## Exercise
Copy every line that holds the string "icon" from the data below.

───

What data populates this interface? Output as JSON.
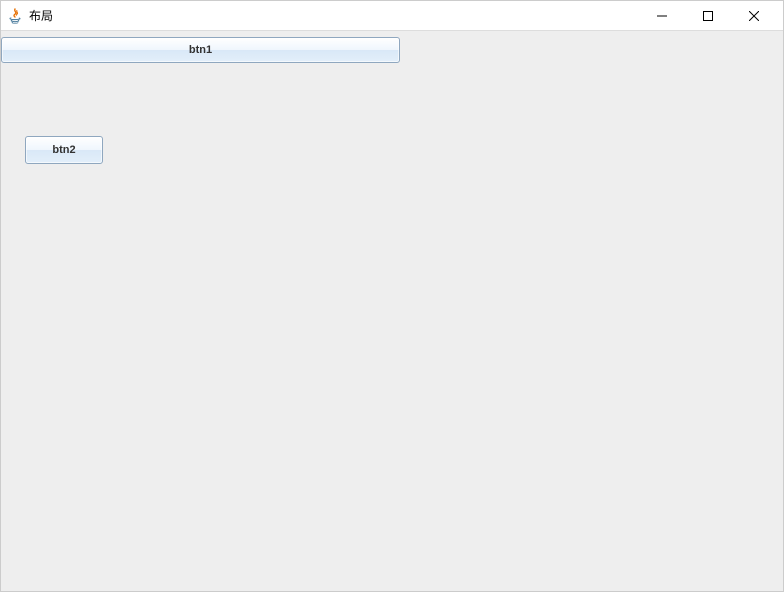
{
  "window": {
    "title": "布局"
  },
  "buttons": {
    "btn1": "btn1",
    "btn2": "btn2"
  }
}
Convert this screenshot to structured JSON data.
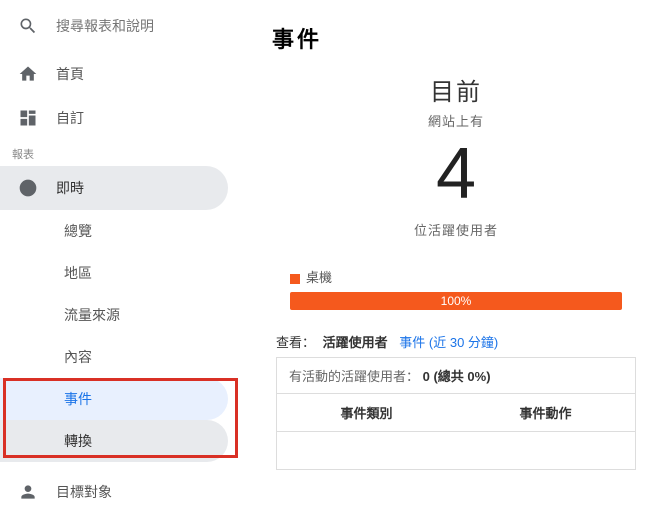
{
  "search": {
    "placeholder": "搜尋報表和說明"
  },
  "nav": {
    "home": "首頁",
    "custom": "自訂",
    "section_label": "報表",
    "realtime": "即時",
    "subs": {
      "overview": "總覽",
      "locations": "地區",
      "traffic": "流量來源",
      "content": "內容",
      "events": "事件",
      "conversions": "轉換"
    },
    "audience": "目標對象"
  },
  "main": {
    "title": "事件",
    "rt_now": "目前",
    "rt_onsite": "網站上有",
    "rt_number": "4",
    "rt_active": "位活躍使用者",
    "legend_desktop": "桌機",
    "bar_percent": "100%",
    "view_label": "查看：",
    "view_active": "活躍使用者",
    "view_link": "事件 (近 30 分鐘)",
    "info_prefix": "有活動的活躍使用者：",
    "info_value": "0 (總共 0%)",
    "col_category": "事件類別",
    "col_action": "事件動作"
  }
}
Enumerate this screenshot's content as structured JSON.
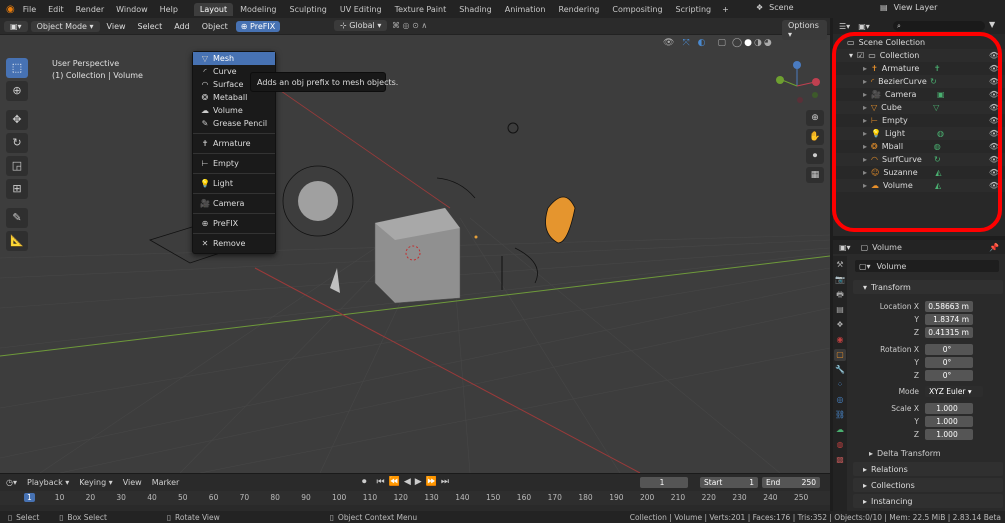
{
  "menu": [
    "File",
    "Edit",
    "Render",
    "Window",
    "Help"
  ],
  "workspaces": [
    "Layout",
    "Modeling",
    "Sculpting",
    "UV Editing",
    "Texture Paint",
    "Shading",
    "Animation",
    "Rendering",
    "Compositing",
    "Scripting"
  ],
  "scene": "Scene",
  "view_layer": "View Layer",
  "viewport": {
    "mode": "Object Mode",
    "header_menus": [
      "View",
      "Select",
      "Add",
      "Object"
    ],
    "prefix_menu": "PreFIX",
    "orientation": "Global",
    "options": "Options",
    "perspective": "User Perspective",
    "collection_info": "(1) Collection | Volume"
  },
  "dropdown": {
    "items": [
      {
        "label": "Mesh",
        "icon": "mesh-icon"
      },
      {
        "label": "Curve",
        "icon": "curve-icon"
      },
      {
        "label": "Surface",
        "icon": "surface-icon"
      },
      {
        "label": "Metaball",
        "icon": "metaball-icon"
      },
      {
        "label": "Volume",
        "icon": "volume-icon"
      },
      {
        "label": "Grease Pencil",
        "icon": "grease-pencil-icon"
      },
      {
        "label": "Armature",
        "icon": "armature-icon"
      },
      {
        "label": "Empty",
        "icon": "empty-icon"
      },
      {
        "label": "Light",
        "icon": "light-icon"
      },
      {
        "label": "Camera",
        "icon": "camera-icon"
      },
      {
        "label": "PreFIX",
        "icon": "plus-icon"
      },
      {
        "label": "Remove",
        "icon": "x-icon"
      }
    ],
    "tooltip": "Adds an obj prefix to mesh objects."
  },
  "timeline": {
    "menus": [
      "Playback",
      "Keying",
      "View",
      "Marker"
    ],
    "current_frame": "1",
    "start_label": "Start",
    "start": "1",
    "end_label": "End",
    "end": "250",
    "ruler": [
      "1",
      "10",
      "20",
      "30",
      "40",
      "50",
      "60",
      "70",
      "80",
      "90",
      "100",
      "110",
      "120",
      "130",
      "140",
      "150",
      "160",
      "170",
      "180",
      "190",
      "200",
      "210",
      "220",
      "230",
      "240",
      "250"
    ]
  },
  "status": {
    "select": "Select",
    "box_select": "Box Select",
    "rotate_view": "Rotate View",
    "context_menu": "Object Context Menu",
    "stats": "Collection | Volume | Verts:201 | Faces:176 | Tris:352 | Objects:0/10 | Mem: 22.5 MiB | 2.83.14 Beta"
  },
  "outliner": {
    "root": "Scene Collection",
    "collection": "Collection",
    "items": [
      "Armature",
      "BezierCurve",
      "Camera",
      "Cube",
      "Empty",
      "Light",
      "Mball",
      "SurfCurve",
      "Suzanne",
      "Volume"
    ]
  },
  "properties": {
    "object_name": "Volume",
    "data_name": "Volume",
    "transform_label": "Transform",
    "location_label": "Location X",
    "location": [
      "0.58663 m",
      "1.8374 m",
      "0.41315 m"
    ],
    "rotation_label": "Rotation X",
    "rotation": [
      "0°",
      "0°",
      "0°"
    ],
    "mode_label": "Mode",
    "mode": "XYZ Euler",
    "scale_label": "Scale X",
    "scale": [
      "1.000",
      "1.000",
      "1.000"
    ],
    "axis_y": "Y",
    "axis_z": "Z",
    "delta_transform": "Delta Transform",
    "relations": "Relations",
    "collections": "Collections",
    "instancing": "Instancing"
  },
  "colors": {
    "accent": "#4772b3",
    "highlight_ring": "#ff0000"
  }
}
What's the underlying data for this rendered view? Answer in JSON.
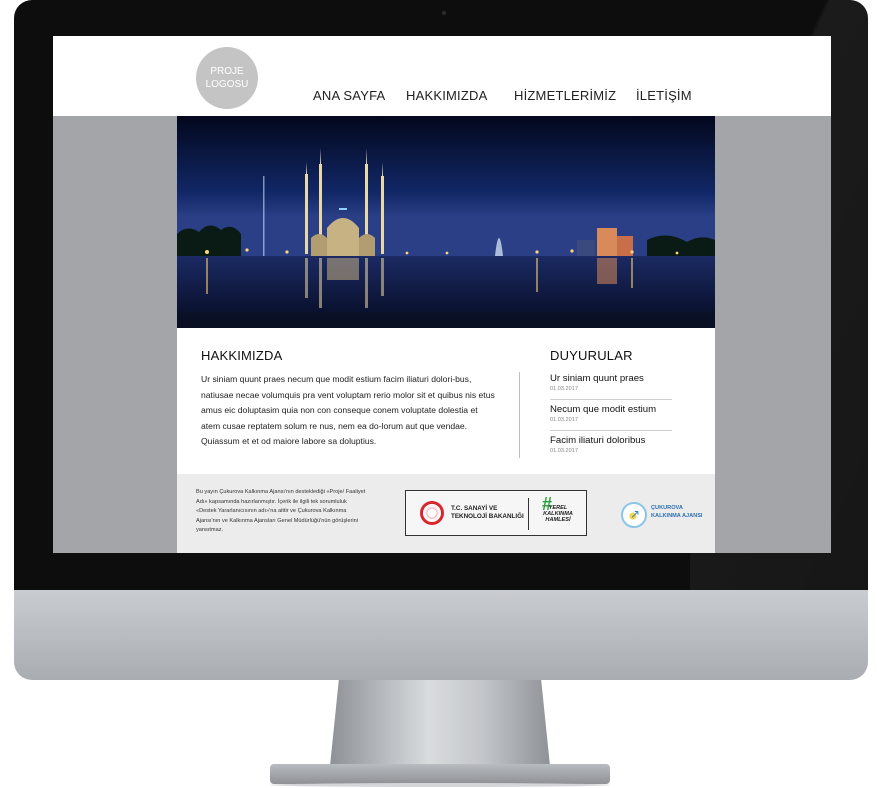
{
  "header": {
    "logo_text": [
      "PROJE",
      "LOGOSU"
    ],
    "nav": [
      "ANA SAYFA",
      "HAKKIMIZDA",
      "HİZMETLERİMİZ",
      "İLETİŞİM"
    ]
  },
  "about": {
    "title": "HAKKIMIZDA",
    "text": "Ur siniam quunt praes necum que modit estium facim iliaturi dolori-bus, natiusae necae volumquis pra vent voluptam rerio molor sit et quibus nis etus amus eic doluptasim quia non con conseque conem voluptate dolestia et atem cusae reptatem solum re nus, nem ea do-lorum aut que vendae. Quiassum et et od maiore labore sa doluptius."
  },
  "announcements": {
    "title": "DUYURULAR",
    "items": [
      {
        "title": "Ur siniam quunt praes",
        "date": "01.03.2017"
      },
      {
        "title": "Necum que modit estium",
        "date": "01.03.2017"
      },
      {
        "title": "Facim iliaturi doloribus",
        "date": "01.03.2017"
      }
    ]
  },
  "footer": {
    "disclaimer": "Bu yayın Çukurova Kalkınma Ajansı'nın desteklediği «Proje/ Faaliyet Adı» kapsamında hazırlanmıştır. İçerik ile ilgili tek sorumluluk «Destek Yararlanıcısının adı»'na aittir ve Çukurova Kalkınma Ajansı'nın ve Kalkınma Ajansları Genel Müdürlüğü'nün görüşlerini yansıtmaz.",
    "ministry": [
      "T.C. SANAYİ VE",
      "TEKNOLOJİ BAKANLIĞI"
    ],
    "hashtag": "#",
    "campaign": [
      "YEREL",
      "KALKINMA",
      "HAMLESİ"
    ],
    "agency": [
      "ÇUKUROVA",
      "KALKINMA AJANSI"
    ]
  },
  "colors": {
    "bezel": "#0d0d0d",
    "screen_bg": "#a3a5a8",
    "logo_circle": "#c4c4c4",
    "footer_bg": "#ececec",
    "hashtag_green": "#2a9d3b",
    "agency_blue": "#2b6fb3",
    "ministry_red": "#d8262e"
  }
}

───

## Written solution
        "icon": "mesh-icon"
        "icon": "curve-icon"
        "icon": "surface-icon"
        "icon": "metaball-icon"
        "icon": "volume-icon"
        "icon": "grease-pencil-icon"
        "icon": "armature-icon"
        "icon": "empty-icon"
        "icon": "light-icon"
        "icon": "camera-icon"
        "icon": "plus-icon"
        "icon": "x-icon"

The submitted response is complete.